From health passes to vaccine mandates, protesters were out in force this weekend.
Thousands of demonstrators from across the United States descended on Washington DC to decry COVID-19 mandates on Sunday.
Many participants, mostly maskless, shouted that the government is intervening in individual health issues after the capital adopted masks and vaccine mandates.
"People shouldn't be forced to do these things.
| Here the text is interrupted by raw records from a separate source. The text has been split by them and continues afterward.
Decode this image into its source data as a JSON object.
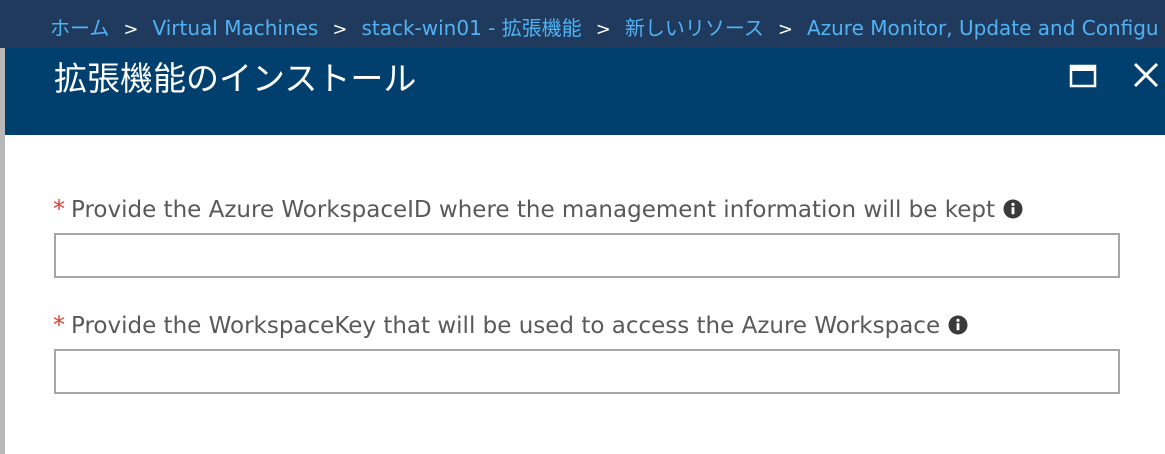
{
  "breadcrumb": {
    "items": [
      {
        "label": "ホーム"
      },
      {
        "label": "Virtual Machines"
      },
      {
        "label": "stack-win01 - 拡張機能"
      },
      {
        "label": "新しいリソース"
      },
      {
        "label": "Azure Monitor, Update and Configu"
      }
    ],
    "separator": ">"
  },
  "blade": {
    "title": "拡張機能のインストール",
    "maximize_icon": "maximize-icon",
    "close_icon": "close-icon"
  },
  "form": {
    "fields": [
      {
        "required_mark": "*",
        "label": "Provide the Azure WorkspaceID where the management information will be kept",
        "value": "",
        "info_icon": "info-icon"
      },
      {
        "required_mark": "*",
        "label": "Provide the WorkspaceKey that will be used to access the Azure Workspace",
        "value": "",
        "info_icon": "info-icon"
      }
    ]
  },
  "colors": {
    "breadcrumb_bg": "#1f3a5c",
    "header_bg": "#003f6e",
    "link": "#4fb3f6",
    "required": "#e03c31",
    "label_text": "#595959",
    "input_border": "#a6a6a6"
  }
}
We should have a choice," said protester Roger Miller.
The federal government had announced plans to implement a measure that requires companies with 100 or more workers to mandate the vaccine, and for some municipalities to make it mandatory for their employees to receive the jabs.
However, they were recently shut down by the US Supreme Court.
A judge in Texas ruled last Friday that President Joe Biden could not require federal employees to be vaccinated against the coronavirus and blocked the US government from disciplining employees who failed to comply.
The administration's measures would also have required people 12 and older to have at least one dose of the coronavirus vaccine to enter many indoor venues, including restaurants, bars, and gyms.
Almost two years into a pandemic that has killed more than 866,000 Americans, the number of new daily cases in the US is still over 700,000.
Meanwhile, in Europe, thousands also gathered to protest against governments' COVID-19 measures and virus vaccinations.
Belgium police use water cannons to disperse protests
Belgian police used water cannons and fired tear gas on Sunday in an attempt to disperse an estimated 50,000 people, with some thought to have travelled from France, Germany, and other countries, angry at the country's health pass and other pandemic restrictions.
"It's an international manifestation; people are coming from Holland, from Germany, from France, from Italy, from Poland," said one Belgian protester.
Protests carried signs slamming Prime Minister Alexander De Croo as well as the government's measures.
"Liberty!" was the cry as the protestors marched and violently clashed with the police.
The protest came as the Omicron wave caused infections to reach record highs across Europe.
The EU's health agency said on Friday that Omicron had now become the dominant variant circulating in the bloc and some neighbouring countries.
The country has observed protests for several weeks now, some also marred by violence, against its health pass, which provides proof of vaccination or a recent COVID test in order to enter restaurants and cultural events in particular.
Belgium's parliament said that conditions for obtaining the pass are to be tightened, although for now, they remain less strict than in France.
Belgium has seen daily infections surge to over 60,000 in the past week in what authorities have called a "tsunami".
But Omicron's effects, less severe than with the Delta variant, have enabled health systems to escape the pressure seen in previous waves.
De Croo on Friday announced that restaurants and bars could extend their opening hours, although nightclubs still remain closed.
'It's not a pandemic, it's a dictatorship'
Meanwhile, in Spain, hundreds of protesters gathered in Barcelona on Sunday to rally against restrictions adopted by both national and regional authorities to curb the Omicron-fueled surge in COVID-19 cases.
Signs read "It's not a pandemic, it's a dictatorship", as people who reject vaccines or deny the existence or the gravity of the virus marched through the city.
Local police said 1,100 people attended the march, with many not wearing facemasks and thus breaking Spain's coronavirus guidelines.
Catalan authorities on Friday lifted special measures, including nighttime curfews, that were brought in to curb a spike in new daily COVID infections that started to pick up in November.
Official data shows that the current surge is losing steam in Spain, although experts predict that rising numbers of virus-related deaths will continue for some time.
Spain, a country of 47 million, has officially recorded over nine million coronavirus cases, although the real number is believed to be much higher.
Nearly 92,000 people have died since the beginning of the pandemic, but with over 80% of Spain vaccinated, medical experts have credited the shots for saving thousands of lives and averting the total collapse of its public health system.